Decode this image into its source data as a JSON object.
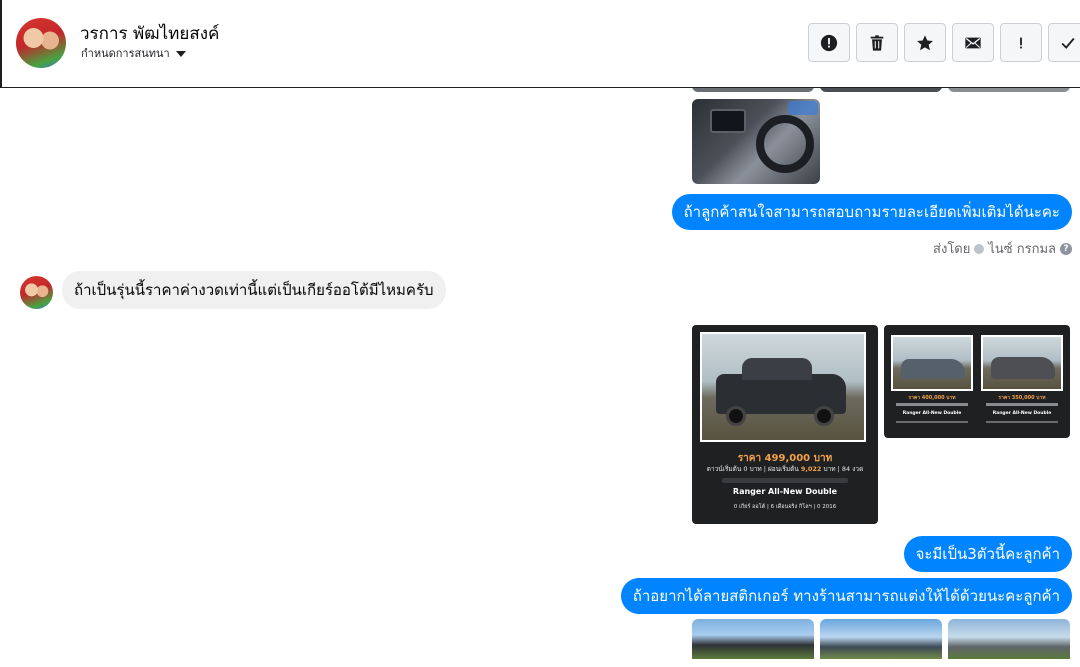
{
  "header": {
    "contact_name": "วรการ พัฒไทยสงค์",
    "subtitle": "กำหนดการสนทนา"
  },
  "toolbar": {
    "buttons": [
      {
        "name": "report",
        "icon": "alert-circle-icon"
      },
      {
        "name": "delete",
        "icon": "trash-icon"
      },
      {
        "name": "star",
        "icon": "star-icon"
      },
      {
        "name": "mark-unread",
        "icon": "envelope-icon"
      },
      {
        "name": "spam",
        "icon": "exclamation-icon"
      },
      {
        "name": "done",
        "icon": "checkmark-icon"
      }
    ]
  },
  "messages": {
    "out_1": "ถ้าลูกค้าสนใจสามารถสอบถามรายละเอียดเพิ่มเติมได้นะคะ",
    "sent_by": "ส่งโดย",
    "sent_by_name": "ไนซ์ กรกมล",
    "in_1": "ถ้าเป็นรุ่นนี้ราคาค่างวดเท่านี้แต่เป็นเกียร์ออโต้มีไหมครับ",
    "out_2": "จะมีเป็น3ตัวนี้คะลูกค้า",
    "out_3": "ถ้าอยากได้ลายสติกเกอร์ ทางร้านสามารถแต่งให้ได้ด้วยนะคะลูกค้า"
  },
  "listing_large": {
    "price": "ราคา 499,000 บาท",
    "down": "ดาวน์เริ่มต้น 0 บาท | ผ่อนเริ่มต้น",
    "installment": "9,022",
    "term": "บาท | 84 งวด",
    "model": "Ranger All-New Double",
    "footer": "0 เกียร์ ออโต้ | 6 เดือนจริง กิโลฯ | 0 2016"
  },
  "listing_small": [
    {
      "price": "ราคา 400,000 บาท",
      "model": "Ranger All-New Double"
    },
    {
      "price": "ราคา 350,000 บาท",
      "model": "Ranger All-New Double"
    }
  ],
  "colors": {
    "accent": "#0084ff",
    "incoming_bubble": "#f0f0f0",
    "card_bg": "#1f2022",
    "price": "#f3a24a"
  }
}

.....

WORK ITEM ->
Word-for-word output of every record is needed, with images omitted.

THE ANSWER ->
Decode this image into its source data as a JSON object.
{
  "header": {
    "contact_name": "วรการ พัฒไทยสงค์",
    "subtitle": "กำหนดการสนทนา"
  },
  "toolbar": {
    "buttons": [
      {
        "name": "report",
        "icon": "alert-circle-icon"
      },
      {
        "name": "delete",
        "icon": "trash-icon"
      },
      {
        "name": "star",
        "icon": "star-icon"
      },
      {
        "name": "mark-unread",
        "icon": "envelope-icon"
      },
      {
        "name": "spam",
        "icon": "exclamation-icon"
      },
      {
        "name": "done",
        "icon": "checkmark-icon"
      }
    ]
  },
  "messages": {
    "out_1": "ถ้าลูกค้าสนใจสามารถสอบถามรายละเอียดเพิ่มเติมได้นะคะ",
    "sent_by": "ส่งโดย",
    "sent_by_name": "ไนซ์ กรกมล",
    "in_1": "ถ้าเป็นรุ่นนี้ราคาค่างวดเท่านี้แต่เป็นเกียร์ออโต้มีไหมครับ",
    "out_2": "จะมีเป็น3ตัวนี้คะลูกค้า",
    "out_3": "ถ้าอยากได้ลายสติกเกอร์ ทางร้านสามารถแต่งให้ได้ด้วยนะคะลูกค้า"
  },
  "listing_large": {
    "price": "ราคา 499,000 บาท",
    "down": "ดาวน์เริ่มต้น 0 บาท | ผ่อนเริ่มต้น",
    "installment": "9,022",
    "term": "บาท | 84 งวด",
    "model": "Ranger All-New Double",
    "footer": "0 เกียร์ ออโต้ | 6 เดือนจริง กิโลฯ | 0 2016"
  },
  "listing_small": [
    {
      "price": "ราคา 400,000 บาท",
      "model": "Ranger All-New Double"
    },
    {
      "price": "ราคา 350,000 บาท",
      "model": "Ranger All-New Double"
    }
  ],
  "colors": {
    "accent": "#0084ff",
    "incoming_bubble": "#f0f0f0",
    "card_bg": "#1f2022",
    "price": "#f3a24a"
  }
}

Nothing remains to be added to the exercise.